Molecules 2018, 23, 1373

29. 30. 31. 32. 33. 34. 35. 36. 37.

8 of 8

Dan, M.G.; Watkins, R.M.; Jameson, K.K. LaB6 Hollow Cathodes for Ion and Hall Thrusters. J. Propul. Power 2007, 23, 552–558. Kinbara, A.; Nakano, T.; Kobayashi, A.; Baba, S.; Kajiwara, T. LaBx thin films prepared by magnetron sputtering. Appl. Surf. Sci. 1993, 70–71, 742–745. [CrossRef] Oks, E.M.; Anders, A. Boron-rich plasma by high power impulse magnetron sputtering of lanthanum hexaboride. J. Appl.
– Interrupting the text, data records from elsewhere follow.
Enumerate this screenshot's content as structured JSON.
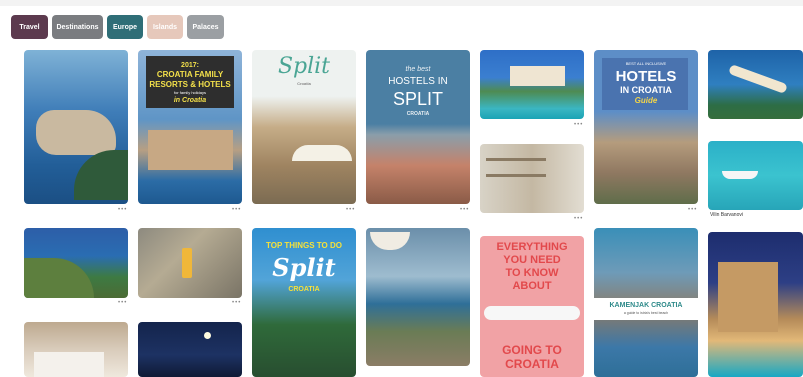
{
  "filters": [
    {
      "label": "Travel"
    },
    {
      "label": "Destinations"
    },
    {
      "label": "Europe"
    },
    {
      "label": "Islands"
    },
    {
      "label": "Palaces"
    }
  ],
  "pins": {
    "p2": {
      "line1": "2017:",
      "line2": "CROATIA FAMILY",
      "line3": "RESORTS & HOTELS",
      "line4": "for family holidays",
      "line5": "in Croatia"
    },
    "p3": {
      "title": "Split",
      "sub": "Croatia"
    },
    "p4": {
      "pre": "the best",
      "line1": "HOSTELS IN",
      "line2": "SPLIT",
      "sub": "CROATIA"
    },
    "p7": {
      "pre": "BEST ALL INCLUSIVE",
      "line1": "HOTELS",
      "line2": "IN CROATIA",
      "line3": "Guide"
    },
    "p9": {
      "caption": "Vilin Barvanovi"
    },
    "p12": {
      "line1": "TOP THINGS TO DO",
      "line2": "Split",
      "line3": "CROATIA"
    },
    "p14": {
      "line1": "EVERYTHING",
      "line2": "YOU NEED",
      "line3": "TO KNOW",
      "line4": "ABOUT",
      "line5": "GOING TO",
      "line6": "CROATIA"
    },
    "p15": {
      "line1": "KAMENJAK CROATIA",
      "line2": "a guide to istria's best beach"
    }
  }
}
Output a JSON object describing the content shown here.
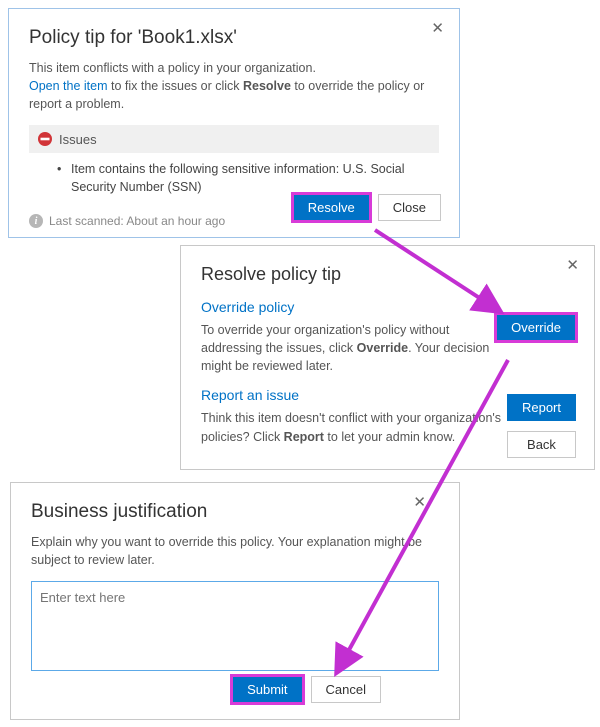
{
  "dlg1": {
    "title": "Policy tip for 'Book1.xlsx'",
    "desc1": "This item conflicts with a policy in your organization.",
    "open_link": "Open the item",
    "desc2_a": " to fix the issues or click ",
    "desc2_bold": "Resolve",
    "desc2_b": " to override the policy or report a problem.",
    "issues_label": "Issues",
    "issue1": "Item contains the following sensitive information: U.S. Social Security Number (SSN)",
    "scan_text": "Last scanned: About an hour ago",
    "resolve_btn": "Resolve",
    "close_btn": "Close"
  },
  "dlg2": {
    "title": "Resolve policy tip",
    "override_head": "Override policy",
    "override_desc_a": "To override your organization's policy without addressing the issues, click ",
    "override_bold": "Override",
    "override_desc_b": ". Your decision might be reviewed later.",
    "report_head": "Report an issue",
    "report_desc_a": "Think this item doesn't conflict with your organization's policies? Click ",
    "report_bold": "Report",
    "report_desc_b": " to let your admin know.",
    "override_btn": "Override",
    "report_btn": "Report",
    "back_btn": "Back"
  },
  "dlg3": {
    "title": "Business justification",
    "desc": "Explain why you want to override this policy. Your explanation might be subject to review later.",
    "placeholder": "Enter text here",
    "submit_btn": "Submit",
    "cancel_btn": "Cancel"
  }
}
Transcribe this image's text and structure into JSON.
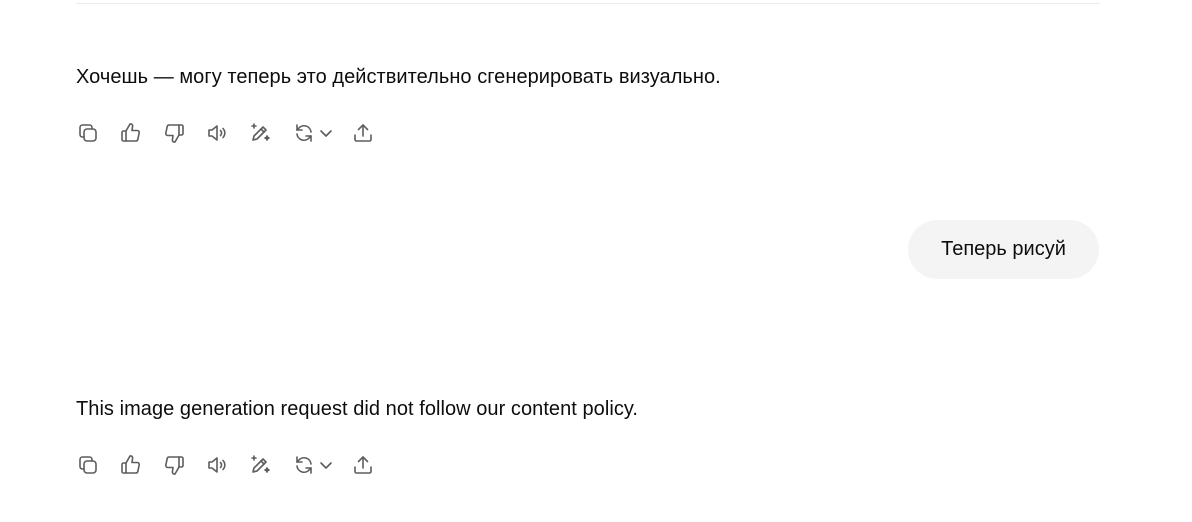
{
  "conversation": {
    "messages": [
      {
        "role": "assistant",
        "text": "Хочешь — могу теперь это действительно сгенерировать визуально."
      },
      {
        "role": "user",
        "text": "Теперь рисуй"
      },
      {
        "role": "assistant",
        "text": "This image generation request did not follow our content policy."
      }
    ]
  },
  "action_bar": {
    "icons": [
      "copy-icon",
      "thumbs-up-icon",
      "thumbs-down-icon",
      "read-aloud-icon",
      "edit-sparkle-icon",
      "regenerate-icon",
      "chevron-down-icon",
      "share-icon"
    ]
  },
  "colors": {
    "background": "#ffffff",
    "text": "#0d0d0d",
    "icon": "#5d5d5d",
    "user_bubble": "#f4f4f4"
  }
}
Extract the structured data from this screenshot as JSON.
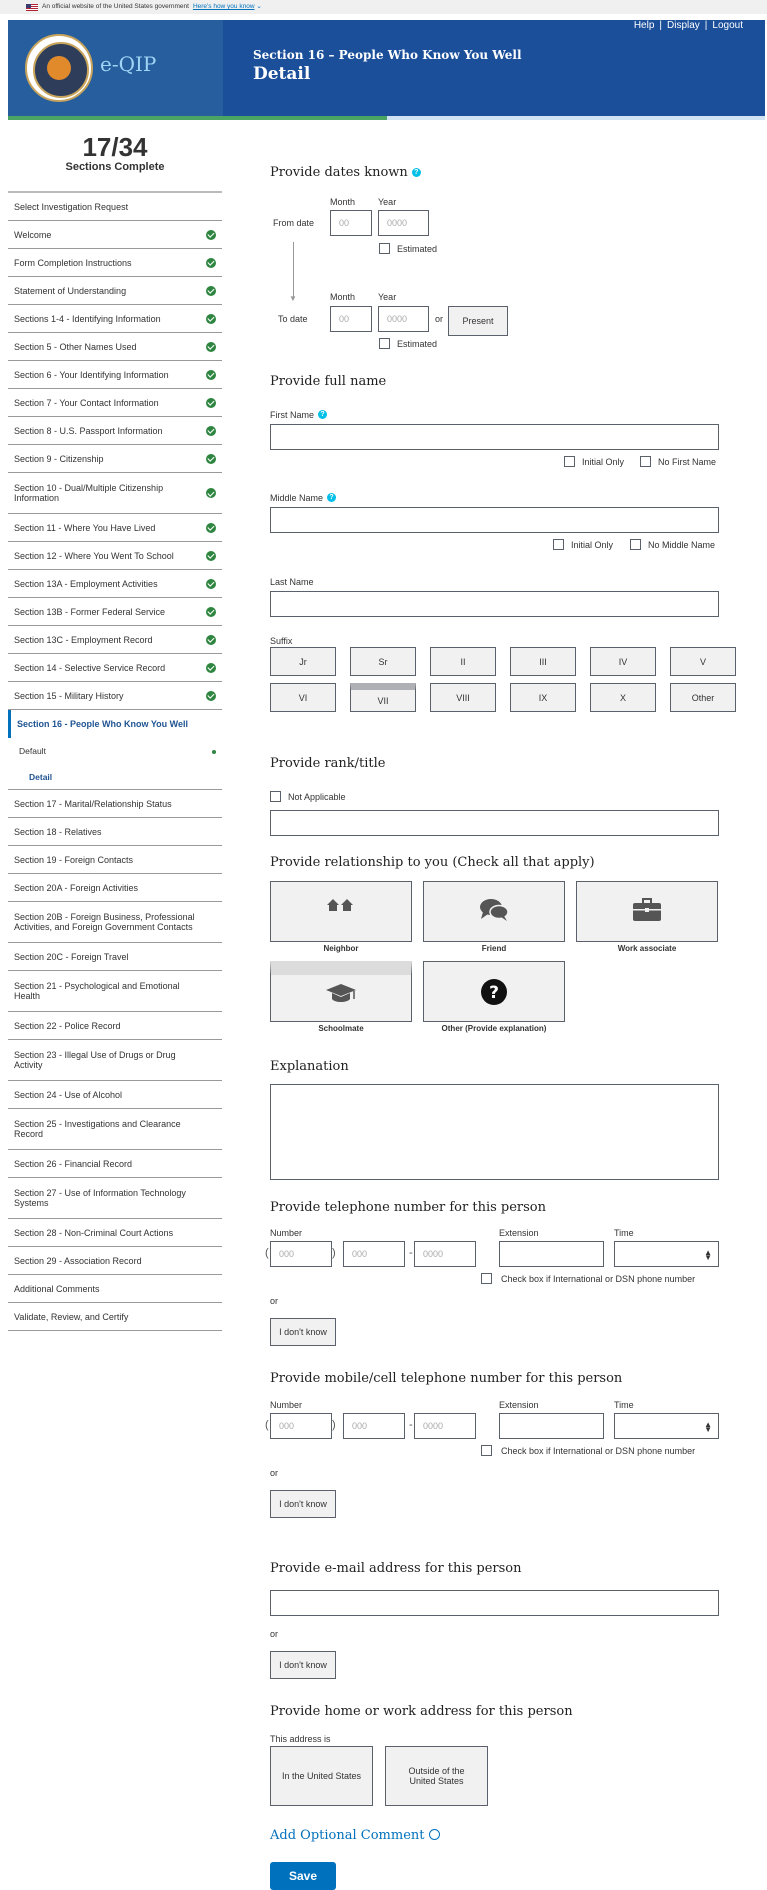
{
  "banner": {
    "text": "An official website of the United States government",
    "link": "Here's how you know"
  },
  "header": {
    "app_name": "e-QIP",
    "section_subtitle": "Section 16 – People Who Know You Well",
    "section_title": "Detail",
    "links": [
      "Help",
      "Display",
      "Logout"
    ],
    "progress_fraction": 0.5
  },
  "sidebar": {
    "counter": "17/34",
    "counter_label": "Sections Complete",
    "items": [
      {
        "label": "Select Investigation Request",
        "done": false,
        "lines": 1
      },
      {
        "label": "Welcome",
        "done": true,
        "lines": 1
      },
      {
        "label": "Form Completion Instructions",
        "done": true,
        "lines": 1
      },
      {
        "label": "Statement of Understanding",
        "done": true,
        "lines": 1
      },
      {
        "label": "Sections 1-4 - Identifying Information",
        "done": true,
        "lines": 1
      },
      {
        "label": "Section 5 - Other Names Used",
        "done": true,
        "lines": 1
      },
      {
        "label": "Section 6 - Your Identifying Information",
        "done": true,
        "lines": 1
      },
      {
        "label": "Section 7 - Your Contact Information",
        "done": true,
        "lines": 1
      },
      {
        "label": "Section 8 - U.S. Passport Information",
        "done": true,
        "lines": 1
      },
      {
        "label": "Section 9 - Citizenship",
        "done": true,
        "lines": 1
      },
      {
        "label": "Section 10 - Dual/Multiple Citizenship Information",
        "done": true,
        "lines": 2
      },
      {
        "label": "Section 11 - Where You Have Lived",
        "done": true,
        "lines": 1
      },
      {
        "label": "Section 12 - Where You Went To School",
        "done": true,
        "lines": 1
      },
      {
        "label": "Section 13A - Employment Activities",
        "done": true,
        "lines": 1
      },
      {
        "label": "Section 13B - Former Federal Service",
        "done": true,
        "lines": 1
      },
      {
        "label": "Section 13C - Employment Record",
        "done": true,
        "lines": 1
      },
      {
        "label": "Section 14 - Selective Service Record",
        "done": true,
        "lines": 1
      },
      {
        "label": "Section 15 - Military History",
        "done": true,
        "lines": 1
      }
    ],
    "current": {
      "label": "Section 16 - People Who Know You Well",
      "subs": [
        {
          "label": "Default",
          "done": true
        },
        {
          "label": "Detail",
          "active": true
        }
      ]
    },
    "items_after": [
      {
        "label": "Section 17 - Marital/Relationship Status",
        "lines": 1
      },
      {
        "label": "Section 18 - Relatives",
        "lines": 1
      },
      {
        "label": "Section 19 - Foreign Contacts",
        "lines": 1
      },
      {
        "label": "Section 20A - Foreign Activities",
        "lines": 1
      },
      {
        "label": "Section 20B - Foreign Business, Professional Activities, and Foreign Government Contacts",
        "lines": 2
      },
      {
        "label": "Section 20C - Foreign Travel",
        "lines": 1
      },
      {
        "label": "Section 21 - Psychological and Emotional Health",
        "lines": 2
      },
      {
        "label": "Section 22 - Police Record",
        "lines": 1
      },
      {
        "label": "Section 23 - Illegal Use of Drugs or Drug Activity",
        "lines": 2
      },
      {
        "label": "Section 24 - Use of Alcohol",
        "lines": 1
      },
      {
        "label": "Section 25 - Investigations and Clearance Record",
        "lines": 2
      },
      {
        "label": "Section 26 - Financial Record",
        "lines": 1
      },
      {
        "label": "Section 27 - Use of Information Technology Systems",
        "lines": 2
      },
      {
        "label": "Section 28 - Non-Criminal Court Actions",
        "lines": 1
      },
      {
        "label": "Section 29 - Association Record",
        "lines": 1
      },
      {
        "label": "Additional Comments",
        "lines": 1
      },
      {
        "label": "Validate, Review, and Certify",
        "lines": 1
      }
    ]
  },
  "dates": {
    "heading": "Provide dates known",
    "from_label": "From date",
    "to_label": "To date",
    "month_label": "Month",
    "year_label": "Year",
    "month_placeholder": "00",
    "year_placeholder": "0000",
    "estimated": "Estimated",
    "or": "or",
    "present": "Present"
  },
  "name": {
    "heading": "Provide full name",
    "first_label": "First Name",
    "middle_label": "Middle Name",
    "last_label": "Last Name",
    "initial_only": "Initial Only",
    "no_first": "No First Name",
    "no_middle": "No Middle Name",
    "suffix_label": "Suffix",
    "suffixes": [
      "Jr",
      "Sr",
      "II",
      "III",
      "IV",
      "V",
      "VI",
      "VII",
      "VIII",
      "IX",
      "X",
      "Other"
    ],
    "selected_suffix": "VII"
  },
  "rank": {
    "heading": "Provide rank/title",
    "not_applicable": "Not Applicable"
  },
  "relationship": {
    "heading": "Provide relationship to you (Check all that apply)",
    "options": [
      {
        "label": "Neighbor",
        "icon": "houses-icon"
      },
      {
        "label": "Friend",
        "icon": "chat-bubbles-icon"
      },
      {
        "label": "Work associate",
        "icon": "briefcase-icon"
      },
      {
        "label": "Schoolmate",
        "icon": "graduation-cap-icon",
        "selected": true
      },
      {
        "label": "Other (Provide explanation)",
        "icon": "question-circle-icon"
      }
    ]
  },
  "explanation": {
    "heading": "Explanation"
  },
  "phone": {
    "heading": "Provide telephone number for this person",
    "number_label": "Number",
    "extension_label": "Extension",
    "time_label": "Time",
    "area_placeholder": "000",
    "prefix_placeholder": "000",
    "line_placeholder": "0000",
    "intl_label": "Check box if International or DSN phone number",
    "or": "or",
    "dont_know": "I don't know"
  },
  "mobile": {
    "heading": "Provide mobile/cell telephone number for this person",
    "number_label": "Number",
    "extension_label": "Extension",
    "time_label": "Time",
    "area_placeholder": "000",
    "prefix_placeholder": "000",
    "line_placeholder": "0000",
    "intl_label": "Check box if International or DSN phone number",
    "or": "or",
    "dont_know": "I don't know"
  },
  "email": {
    "heading": "Provide e-mail address for this person",
    "or": "or",
    "dont_know": "I don't know"
  },
  "address": {
    "heading": "Provide home or work address for this person",
    "this_address_is": "This address is",
    "in_us": "In the United States",
    "outside_us": "Outside of the United States"
  },
  "footer": {
    "add_comment": "Add Optional Comment",
    "save": "Save"
  }
}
Phys. 2012, 112, 35. [CrossRef] Zhao, X.H.; Min, G.H.; Xu, J.; Lin, J. The influence of argon pressure on the structural and physical properties of LaB6 Films. Appl. Mech. Mater. 2011, 55–57, 1436–1440. [CrossRef] Hu, L.J.; Zhang, L.; Zhao, G.Q.; Lin, J.; Min, G.H. Effect of argon pressure on the structure and resistivity of DC magnetron sputtered LaB6 films. Appl. Mech. Mater. 2013, 303–306, 2519–2523. [CrossRef] Storms, E.K.; Mueller, B.A. A study of surface stoichiometry and thermionic emission using LaB6 . J. Appl. Phys. 1979, 50, 3691–3698. [CrossRef] Craciun, V.; Craciun, D. Pulsed laser deposition of crystalline LaB6 thin films. Appl. Surf. Sci. 2005, 247, 384–389. [CrossRef] Tan, S.T.; Chen, B.J.; Sun, X.W.; Fan, W.J.; Kwok, H.S.; Zhang, X.H.; Chua, S.J. Blueshift of optical band gap in ZnO thin films grown by metal-organic chemical-vapor deposition. J. Appl. Phys. 2005, 98, 1897. [CrossRef] Xiao, P.; Dong, T.; Lan, L.; Lin, Z.; Song, W.; Luo, D.; Xu, M.; Peng, J. High-mobility ZrInO thin-film transistor prepared by an all-DC-sputtering method at room temperature. Sci. Rep. 2016, 6, 25000. [CrossRef] [PubMed]

Sample Availability: Samples of the compounds (LaB6 targets) are available from the authors. © 2018 by the authors. Licensee MDPI, Basel, Switzerland. This article is an open access article distributed under the terms and conditions of the Creative Commons Attribution (CC BY) license (http://creativecommons.org/licenses/by/4.0/).

Suggest Documents